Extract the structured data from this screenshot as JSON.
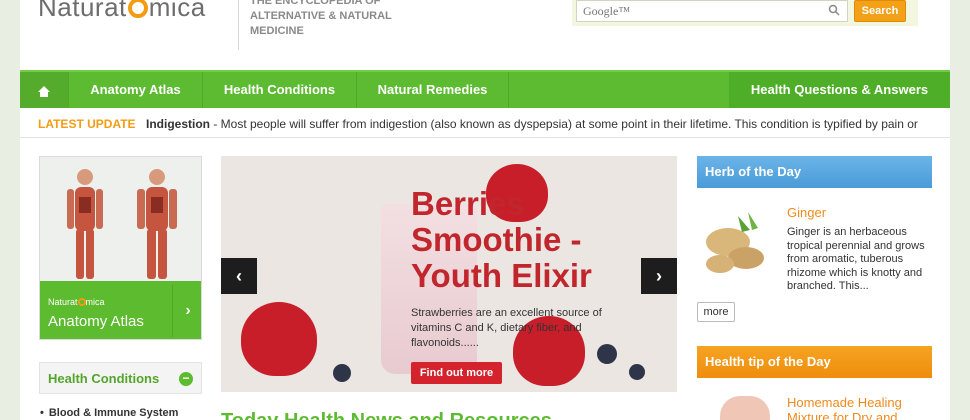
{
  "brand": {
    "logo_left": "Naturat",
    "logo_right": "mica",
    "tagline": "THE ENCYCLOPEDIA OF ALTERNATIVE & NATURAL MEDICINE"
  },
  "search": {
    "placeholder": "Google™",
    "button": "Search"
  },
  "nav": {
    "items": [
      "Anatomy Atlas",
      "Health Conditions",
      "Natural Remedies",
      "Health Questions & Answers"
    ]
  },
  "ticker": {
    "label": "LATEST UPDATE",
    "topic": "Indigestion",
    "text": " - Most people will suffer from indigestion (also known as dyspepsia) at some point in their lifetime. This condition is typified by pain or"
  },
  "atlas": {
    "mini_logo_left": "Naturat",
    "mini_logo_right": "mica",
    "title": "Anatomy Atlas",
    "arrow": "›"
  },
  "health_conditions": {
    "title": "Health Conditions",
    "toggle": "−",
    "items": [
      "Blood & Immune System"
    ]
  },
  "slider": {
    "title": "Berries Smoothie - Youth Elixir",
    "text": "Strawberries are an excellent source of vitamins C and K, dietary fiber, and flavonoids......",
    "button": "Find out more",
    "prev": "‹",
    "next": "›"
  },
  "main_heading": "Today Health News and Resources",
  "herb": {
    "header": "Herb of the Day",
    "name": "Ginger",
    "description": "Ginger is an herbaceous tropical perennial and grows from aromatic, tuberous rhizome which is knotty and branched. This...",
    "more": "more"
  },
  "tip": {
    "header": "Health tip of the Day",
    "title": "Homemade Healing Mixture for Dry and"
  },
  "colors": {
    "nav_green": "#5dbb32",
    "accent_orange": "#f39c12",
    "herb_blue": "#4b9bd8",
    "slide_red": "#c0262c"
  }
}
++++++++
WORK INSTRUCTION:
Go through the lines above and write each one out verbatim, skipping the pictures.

RESULT OF THE TASK:
Extract the structured data from this screenshot as JSON.
{
  "brand": {
    "logo_left": "Naturat",
    "logo_right": "mica",
    "tagline": "THE ENCYCLOPEDIA OF ALTERNATIVE & NATURAL MEDICINE"
  },
  "search": {
    "placeholder": "Google™",
    "button": "Search"
  },
  "nav": {
    "items": [
      "Anatomy Atlas",
      "Health Conditions",
      "Natural Remedies",
      "Health Questions & Answers"
    ]
  },
  "ticker": {
    "label": "LATEST UPDATE",
    "topic": "Indigestion",
    "text": " - Most people will suffer from indigestion (also known as dyspepsia) at some point in their lifetime. This condition is typified by pain or"
  },
  "atlas": {
    "mini_logo_left": "Naturat",
    "mini_logo_right": "mica",
    "title": "Anatomy Atlas",
    "arrow": "›"
  },
  "health_conditions": {
    "title": "Health Conditions",
    "toggle": "−",
    "items": [
      "Blood & Immune System"
    ]
  },
  "slider": {
    "title": "Berries Smoothie - Youth Elixir",
    "text": "Strawberries are an excellent source of vitamins C and K, dietary fiber, and flavonoids......",
    "button": "Find out more",
    "prev": "‹",
    "next": "›"
  },
  "main_heading": "Today Health News and Resources",
  "herb": {
    "header": "Herb of the Day",
    "name": "Ginger",
    "description": "Ginger is an herbaceous tropical perennial and grows from aromatic, tuberous rhizome which is knotty and branched. This...",
    "more": "more"
  },
  "tip": {
    "header": "Health tip of the Day",
    "title": "Homemade Healing Mixture for Dry and"
  },
  "colors": {
    "nav_green": "#5dbb32",
    "accent_orange": "#f39c12",
    "herb_blue": "#4b9bd8",
    "slide_red": "#c0262c"
  }
}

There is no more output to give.